== Dataset

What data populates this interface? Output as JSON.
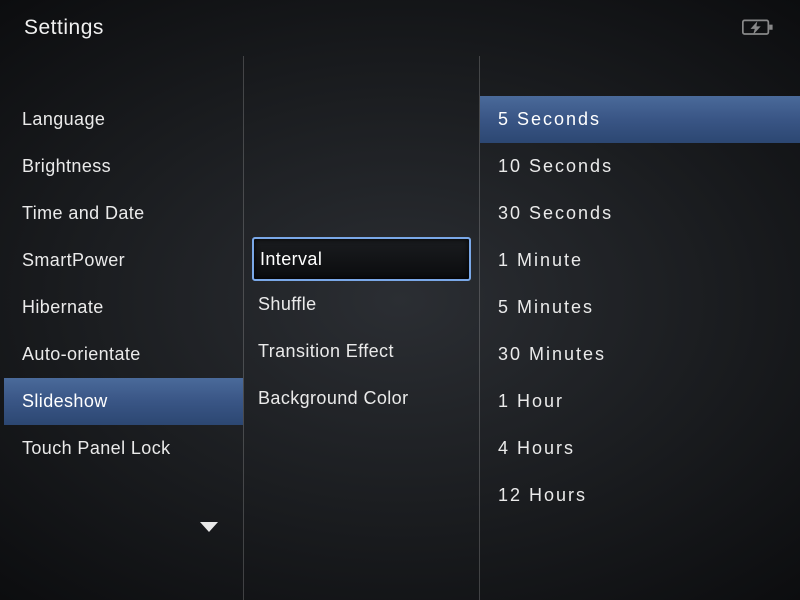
{
  "header": {
    "title": "Settings"
  },
  "col1": {
    "items": [
      {
        "label": "Language"
      },
      {
        "label": "Brightness"
      },
      {
        "label": "Time and Date"
      },
      {
        "label": "SmartPower"
      },
      {
        "label": "Hibernate"
      },
      {
        "label": "Auto-orientate"
      },
      {
        "label": "Slideshow"
      },
      {
        "label": "Touch Panel Lock"
      }
    ],
    "selectedIndex": 6
  },
  "col2": {
    "items": [
      {
        "label": "Interval"
      },
      {
        "label": "Shuffle"
      },
      {
        "label": "Transition Effect"
      },
      {
        "label": "Background Color"
      }
    ],
    "topOffset": 3,
    "focusedIndex": 0
  },
  "col3": {
    "items": [
      {
        "label": "5 Seconds"
      },
      {
        "label": "10 Seconds"
      },
      {
        "label": "30 Seconds"
      },
      {
        "label": "1 Minute"
      },
      {
        "label": "5 Minutes"
      },
      {
        "label": "30 Minutes"
      },
      {
        "label": "1 Hour"
      },
      {
        "label": "4 Hours"
      },
      {
        "label": "12 Hours"
      }
    ],
    "selectedIndex": 0
  }
}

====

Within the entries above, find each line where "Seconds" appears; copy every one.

        "label": "5 Seconds"
        "label": "10 Seconds"
        "label": "30 Seconds"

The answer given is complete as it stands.